Of the five recognized forms of marriage in Kenyan law, three are monogamous - Christian, civil, and Hindu marriages. Islamic marriages are potentially polygynous, and African customary marriages are polygynous. Although the precise word for marriages of single husband/multiple wives is “polygyny,” Africans use the broader term “polygamy,” and it will be so used here.
A man may take junior wives only if he is able to support them, which limits polygamy. Bride wealth alone inhibits polygamy, but the increasing cost of educating children is equally daunting. A man may take a second wife as a display of wealth or prominence, to provide an assistant in farm work for the first wife, or to begin another family. Each wife has to have living quarters for herself and her children. In practice, men arrange a small plot of land that the wife works to support the children.

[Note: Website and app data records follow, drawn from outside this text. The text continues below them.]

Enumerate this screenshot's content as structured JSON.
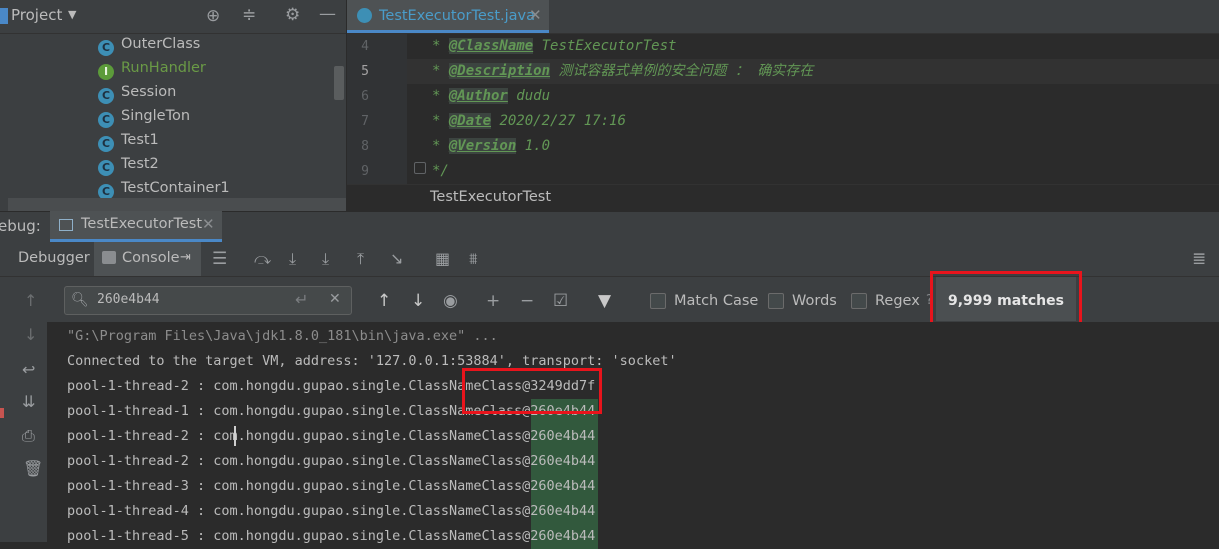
{
  "project": {
    "title": "Project",
    "items": [
      {
        "label": "OuterClass",
        "kind": "class",
        "color": "#bbbbbb"
      },
      {
        "label": "RunHandler",
        "kind": "interface",
        "color": "#6a9a46"
      },
      {
        "label": "Session",
        "kind": "class",
        "color": "#bbbbbb"
      },
      {
        "label": "SingleTon",
        "kind": "class",
        "color": "#bbbbbb"
      },
      {
        "label": "Test1",
        "kind": "class",
        "color": "#bbbbbb"
      },
      {
        "label": "Test2",
        "kind": "class",
        "color": "#bbbbbb"
      },
      {
        "label": "TestContainer1",
        "kind": "class",
        "color": "#bbbbbb"
      }
    ]
  },
  "editor": {
    "tab_label": "TestExecutorTest.java",
    "lines": [
      {
        "num": "4",
        "tag": "@ClassName",
        "text": " TestExecutorTest"
      },
      {
        "num": "5",
        "tag": "@Description",
        "text": " 测试容器式单例的安全问题 ：  确实存在"
      },
      {
        "num": "6",
        "tag": "@Author",
        "text": " dudu"
      },
      {
        "num": "7",
        "tag": "@Date",
        "text": " 2020/2/27 17:16"
      },
      {
        "num": "8",
        "tag": "@Version",
        "text": " 1.0"
      },
      {
        "num": "9",
        "tag": "",
        "text": "*/"
      }
    ],
    "breadcrumb": "TestExecutorTest"
  },
  "debug": {
    "label": "ebug:",
    "session_tab": "TestExecutorTest",
    "debugger_tab": "Debugger",
    "console_tab": "Console"
  },
  "search": {
    "query": "260e4b44",
    "match_case": "Match Case",
    "words": "Words",
    "regex": "Regex",
    "matches": "9,999 matches"
  },
  "console": {
    "lines": [
      "\"G:\\Program Files\\Java\\jdk1.8.0_181\\bin\\java.exe\" ...",
      "Connected to the target VM, address: '127.0.0.1:53884', transport: 'socket'",
      "pool-1-thread-2 : com.hongdu.gupao.single.ClassNameClass@3249dd7f",
      "pool-1-thread-1 : com.hongdu.gupao.single.ClassNameClass@260e4b44",
      "pool-1-thread-2 : com.hongdu.gupao.single.ClassNameClass@260e4b44",
      "pool-1-thread-2 : com.hongdu.gupao.single.ClassNameClass@260e4b44",
      "pool-1-thread-3 : com.hongdu.gupao.single.ClassNameClass@260e4b44",
      "pool-1-thread-4 : com.hongdu.gupao.single.ClassNameClass@260e4b44",
      "pool-1-thread-5 : com.hongdu.gupao.single.ClassNameClass@260e4b44"
    ]
  },
  "colors": {
    "accent": "#4a88c7",
    "annotation_red": "#e8141c",
    "doc_green": "#629755",
    "match_highlight": "#32593d"
  }
}
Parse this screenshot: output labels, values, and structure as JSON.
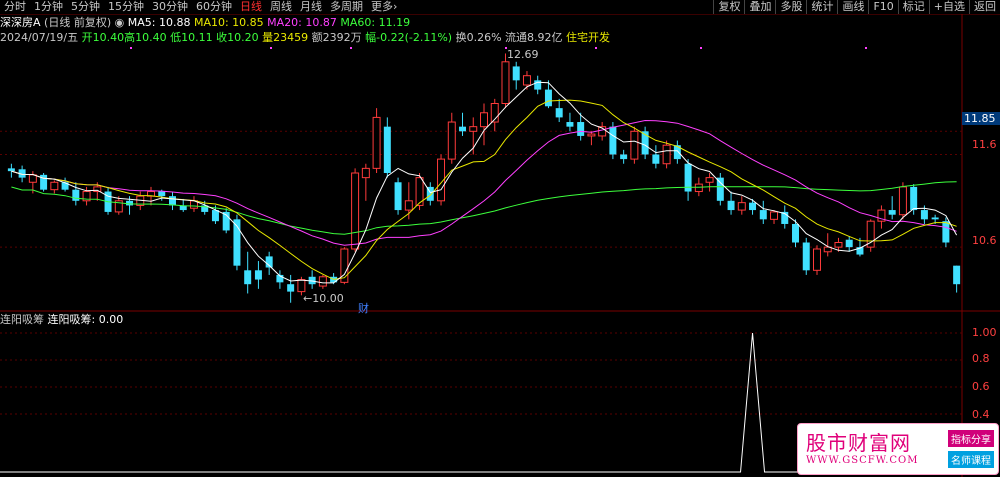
{
  "toolbar": {
    "periods": [
      "分时",
      "1分钟",
      "5分钟",
      "15分钟",
      "30分钟",
      "60分钟",
      "日线",
      "周线",
      "月线",
      "多周期",
      "更多›"
    ],
    "active_period": "日线",
    "tools": [
      "复权",
      "叠加",
      "多股",
      "统计",
      "画线",
      "F10",
      "标记",
      "+自选",
      "返回"
    ]
  },
  "main_header": {
    "stock_name": "深深房A",
    "mode": "(日线 前复权)",
    "ma_icon": "circle-arrow-icon",
    "ma5_label": "MA5: 10.88",
    "ma10_label": "MA10: 10.85",
    "ma20_label": "MA20: 10.87",
    "ma60_label": "MA60: 11.19"
  },
  "quote_line": {
    "date": "2024/07/19/五",
    "open": "开10.40",
    "high": "高10.40",
    "low": "低10.11",
    "close": "收10.20",
    "volume": "量23459",
    "amount": "额2392万",
    "change": "幅-0.22(-2.11%)",
    "turnover": "换0.26%",
    "float_cap": "流通8.92亿",
    "sector": "住宅开发"
  },
  "annotations": {
    "high_mark": "12.69",
    "low_mark": "←10.00",
    "finance_mark": "财"
  },
  "price_axis": {
    "labels": [
      "11.85",
      "11.6",
      "10.6"
    ],
    "last_price": "11.85"
  },
  "sub_indicator": {
    "name": "连阳吸筹",
    "value_label": "连阳吸筹: 0.00",
    "axis_labels": [
      "1.00",
      "0.8",
      "0.6",
      "0.4"
    ]
  },
  "watermark": {
    "logo": "股市财富网",
    "url": "WWW.GSCFW.COM",
    "tag1": "指标分享",
    "tag2": "名师课程"
  },
  "colors": {
    "up": "#ff3b3b",
    "down": "#40e0ff",
    "ma5": "#ffffff",
    "ma10": "#e8e800",
    "ma20": "#ff40ff",
    "ma60": "#3cff3c"
  },
  "chart_data": {
    "type": "candlestick",
    "ylim": [
      9.9,
      12.9
    ],
    "candles": [
      {
        "o": 11.45,
        "h": 11.5,
        "l": 11.35,
        "c": 11.42
      },
      {
        "o": 11.44,
        "h": 11.48,
        "l": 11.3,
        "c": 11.35
      },
      {
        "o": 11.3,
        "h": 11.42,
        "l": 11.18,
        "c": 11.38
      },
      {
        "o": 11.38,
        "h": 11.4,
        "l": 11.2,
        "c": 11.22
      },
      {
        "o": 11.22,
        "h": 11.32,
        "l": 11.18,
        "c": 11.3
      },
      {
        "o": 11.3,
        "h": 11.35,
        "l": 11.2,
        "c": 11.22
      },
      {
        "o": 11.22,
        "h": 11.3,
        "l": 11.05,
        "c": 11.1
      },
      {
        "o": 11.1,
        "h": 11.25,
        "l": 11.05,
        "c": 11.2
      },
      {
        "o": 11.2,
        "h": 11.3,
        "l": 11.1,
        "c": 11.25
      },
      {
        "o": 11.2,
        "h": 11.25,
        "l": 10.95,
        "c": 10.98
      },
      {
        "o": 10.98,
        "h": 11.15,
        "l": 10.95,
        "c": 11.1
      },
      {
        "o": 11.1,
        "h": 11.15,
        "l": 10.95,
        "c": 11.05
      },
      {
        "o": 11.05,
        "h": 11.2,
        "l": 11.0,
        "c": 11.15
      },
      {
        "o": 11.15,
        "h": 11.25,
        "l": 11.05,
        "c": 11.2
      },
      {
        "o": 11.2,
        "h": 11.22,
        "l": 11.1,
        "c": 11.15
      },
      {
        "o": 11.15,
        "h": 11.2,
        "l": 11.0,
        "c": 11.05
      },
      {
        "o": 11.05,
        "h": 11.12,
        "l": 10.98,
        "c": 11.0
      },
      {
        "o": 11.02,
        "h": 11.15,
        "l": 10.98,
        "c": 11.1
      },
      {
        "o": 11.05,
        "h": 11.1,
        "l": 10.95,
        "c": 10.98
      },
      {
        "o": 11.0,
        "h": 11.05,
        "l": 10.85,
        "c": 10.88
      },
      {
        "o": 10.98,
        "h": 11.02,
        "l": 10.75,
        "c": 10.78
      },
      {
        "o": 10.9,
        "h": 10.95,
        "l": 10.35,
        "c": 10.4
      },
      {
        "o": 10.35,
        "h": 10.55,
        "l": 10.1,
        "c": 10.2
      },
      {
        "o": 10.35,
        "h": 10.45,
        "l": 10.15,
        "c": 10.25
      },
      {
        "o": 10.5,
        "h": 10.55,
        "l": 10.3,
        "c": 10.38
      },
      {
        "o": 10.3,
        "h": 10.35,
        "l": 10.15,
        "c": 10.22
      },
      {
        "o": 10.2,
        "h": 10.3,
        "l": 10.0,
        "c": 10.12
      },
      {
        "o": 10.12,
        "h": 10.28,
        "l": 10.08,
        "c": 10.25
      },
      {
        "o": 10.28,
        "h": 10.35,
        "l": 10.15,
        "c": 10.2
      },
      {
        "o": 10.18,
        "h": 10.3,
        "l": 10.15,
        "c": 10.28
      },
      {
        "o": 10.28,
        "h": 10.32,
        "l": 10.2,
        "c": 10.22
      },
      {
        "o": 10.22,
        "h": 10.6,
        "l": 10.2,
        "c": 10.58
      },
      {
        "o": 10.58,
        "h": 11.45,
        "l": 10.55,
        "c": 11.4
      },
      {
        "o": 11.35,
        "h": 11.5,
        "l": 11.1,
        "c": 11.45
      },
      {
        "o": 11.45,
        "h": 12.1,
        "l": 11.4,
        "c": 12.0
      },
      {
        "o": 11.9,
        "h": 12.0,
        "l": 11.35,
        "c": 11.4
      },
      {
        "o": 11.3,
        "h": 11.35,
        "l": 10.95,
        "c": 11.0
      },
      {
        "o": 11.0,
        "h": 11.3,
        "l": 10.9,
        "c": 11.1
      },
      {
        "o": 11.05,
        "h": 11.4,
        "l": 11.0,
        "c": 11.35
      },
      {
        "o": 11.25,
        "h": 11.3,
        "l": 11.05,
        "c": 11.1
      },
      {
        "o": 11.1,
        "h": 11.6,
        "l": 11.05,
        "c": 11.55
      },
      {
        "o": 11.55,
        "h": 12.05,
        "l": 11.5,
        "c": 11.95
      },
      {
        "o": 11.9,
        "h": 12.05,
        "l": 11.8,
        "c": 11.85
      },
      {
        "o": 11.85,
        "h": 12.0,
        "l": 11.6,
        "c": 11.9
      },
      {
        "o": 11.9,
        "h": 12.15,
        "l": 11.7,
        "c": 12.05
      },
      {
        "o": 11.95,
        "h": 12.2,
        "l": 11.85,
        "c": 12.15
      },
      {
        "o": 12.15,
        "h": 12.69,
        "l": 12.1,
        "c": 12.6
      },
      {
        "o": 12.55,
        "h": 12.6,
        "l": 12.3,
        "c": 12.4
      },
      {
        "o": 12.35,
        "h": 12.5,
        "l": 12.3,
        "c": 12.45
      },
      {
        "o": 12.4,
        "h": 12.45,
        "l": 12.25,
        "c": 12.3
      },
      {
        "o": 12.3,
        "h": 12.4,
        "l": 12.1,
        "c": 12.12
      },
      {
        "o": 12.1,
        "h": 12.2,
        "l": 11.95,
        "c": 12.0
      },
      {
        "o": 11.95,
        "h": 12.05,
        "l": 11.85,
        "c": 11.9
      },
      {
        "o": 11.95,
        "h": 12.05,
        "l": 11.75,
        "c": 11.8
      },
      {
        "o": 11.8,
        "h": 11.85,
        "l": 11.7,
        "c": 11.82
      },
      {
        "o": 11.8,
        "h": 11.95,
        "l": 11.75,
        "c": 11.9
      },
      {
        "o": 11.9,
        "h": 11.95,
        "l": 11.55,
        "c": 11.6
      },
      {
        "o": 11.6,
        "h": 11.65,
        "l": 11.5,
        "c": 11.55
      },
      {
        "o": 11.55,
        "h": 11.9,
        "l": 11.5,
        "c": 11.85
      },
      {
        "o": 11.85,
        "h": 11.9,
        "l": 11.55,
        "c": 11.6
      },
      {
        "o": 11.6,
        "h": 11.7,
        "l": 11.45,
        "c": 11.5
      },
      {
        "o": 11.5,
        "h": 11.75,
        "l": 11.45,
        "c": 11.7
      },
      {
        "o": 11.7,
        "h": 11.75,
        "l": 11.5,
        "c": 11.55
      },
      {
        "o": 11.5,
        "h": 11.55,
        "l": 11.1,
        "c": 11.2
      },
      {
        "o": 11.2,
        "h": 11.35,
        "l": 11.15,
        "c": 11.28
      },
      {
        "o": 11.3,
        "h": 11.4,
        "l": 11.2,
        "c": 11.35
      },
      {
        "o": 11.35,
        "h": 11.4,
        "l": 11.05,
        "c": 11.1
      },
      {
        "o": 11.1,
        "h": 11.2,
        "l": 10.95,
        "c": 11.0
      },
      {
        "o": 11.0,
        "h": 11.15,
        "l": 10.95,
        "c": 11.08
      },
      {
        "o": 11.08,
        "h": 11.12,
        "l": 10.95,
        "c": 11.0
      },
      {
        "o": 11.0,
        "h": 11.1,
        "l": 10.85,
        "c": 10.9
      },
      {
        "o": 10.9,
        "h": 11.0,
        "l": 10.85,
        "c": 10.98
      },
      {
        "o": 10.98,
        "h": 11.05,
        "l": 10.8,
        "c": 10.85
      },
      {
        "o": 10.85,
        "h": 10.9,
        "l": 10.6,
        "c": 10.65
      },
      {
        "o": 10.65,
        "h": 10.7,
        "l": 10.3,
        "c": 10.35
      },
      {
        "o": 10.35,
        "h": 10.62,
        "l": 10.3,
        "c": 10.58
      },
      {
        "o": 10.55,
        "h": 10.75,
        "l": 10.5,
        "c": 10.6
      },
      {
        "o": 10.6,
        "h": 10.7,
        "l": 10.55,
        "c": 10.65
      },
      {
        "o": 10.68,
        "h": 10.72,
        "l": 10.55,
        "c": 10.6
      },
      {
        "o": 10.6,
        "h": 10.7,
        "l": 10.5,
        "c": 10.52
      },
      {
        "o": 10.6,
        "h": 10.9,
        "l": 10.55,
        "c": 10.88
      },
      {
        "o": 10.88,
        "h": 11.05,
        "l": 10.8,
        "c": 11.0
      },
      {
        "o": 11.0,
        "h": 11.15,
        "l": 10.9,
        "c": 10.95
      },
      {
        "o": 10.95,
        "h": 11.3,
        "l": 10.9,
        "c": 11.25
      },
      {
        "o": 11.25,
        "h": 11.28,
        "l": 10.95,
        "c": 11.0
      },
      {
        "o": 11.0,
        "h": 11.05,
        "l": 10.85,
        "c": 10.9
      },
      {
        "o": 10.92,
        "h": 10.95,
        "l": 10.85,
        "c": 10.9
      },
      {
        "o": 10.88,
        "h": 10.92,
        "l": 10.6,
        "c": 10.65
      },
      {
        "o": 10.4,
        "h": 10.4,
        "l": 10.11,
        "c": 10.2
      }
    ],
    "indicator_values": {
      "spike_index": 69,
      "spike_value": 1.0
    }
  }
}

A polygynous husband is expected to be sexually active with all his wives. In some groups, she is entitled to a visit between each menstrual period. More commonly in the rural areas, a man will sleep with his wives in rotation, several weeks at a time.
In contemporary society, the husband may take a job in the city, and visit his wife or wives from time to time. It is not uncommon today for a man to live apart from his legal wives for many years in this way.
In some cases, one or more wives may live on the shamba, or garden plot, while another stays in the city, caring for her husband. In addition, many men will take a “city wife,” a form of concubinage in which the man supports the woman in the city while not having a legal relationship with her. Many wives, living on the shamba, prefer this to another legal wife or the probability of her husband’s resorting to prostitutes. Children born to a “city wife” are the father’s, and are raised by his wife.
Polygamous marriages were never in the majority, and today are declining under economic pressures. At the same time, other, less formal arrangements have become common. These include the phenomenon of the “city wife” and polyandrous mistresses. This latter arrangement involves several urban men who jointly support a woman. None of them live with her, but she shares a sexual relationship with each. In one case known to the author, one man paid the woman’s rent, another her food bills, and a third paid for her clothing. Her arrangement was known to her peers since she held a professional position, and she was not regarded as a prostitute. Any children born of such arrangements are regarded as fatherless. [I am not aware of this polyandrous relationship involving a wife openly maintaining a sexual relationship with two or more men. However, a wife or mistress may have sexual relationships with more than one man, for the purpose of obtaining money from each. When the men eventually learn about the multiple relationships, the result is a breakup that may escalate with a thorough beating of the woman or fighting between the men involved. (Kariuki)]
The addition of a second wife to a household illustrates how conflicting interests between household members can lead to rigidity in some cases and adaptability in others, depending on the perceived costs and benefits to individual household members. Evidence from several sub-Saharan African countries in which polygamy is still widespread shows that first wives tend to accept the second or third wife because they perceive several advantages and not only disadvantages. This adaptability is predicated on the fact that first wives (particularly in rural areas) have a very heavy workload, and they welcome labor sharing with the second or third wife (McSweeney, 1979). This is especially true when wives' land plots are large and productive enough to feed their own children and to yield a potential surplus. Thus, first wives adapt to a structural change that decreases their access to their husbands' love, sexual favors, labor, and income contribution because they gain in terms of time for their own sleep, labor, and a certain degree of autonomy in terms of being able to control the money they earn and to get involved in marketing away from home (Safilios-Rothschild, 1983). In some provinces and countries in sub-Saharan Africa, on the other hand, land is a scarce resource, and it is possible that additional wives become more threatening and less acceptable to first wives.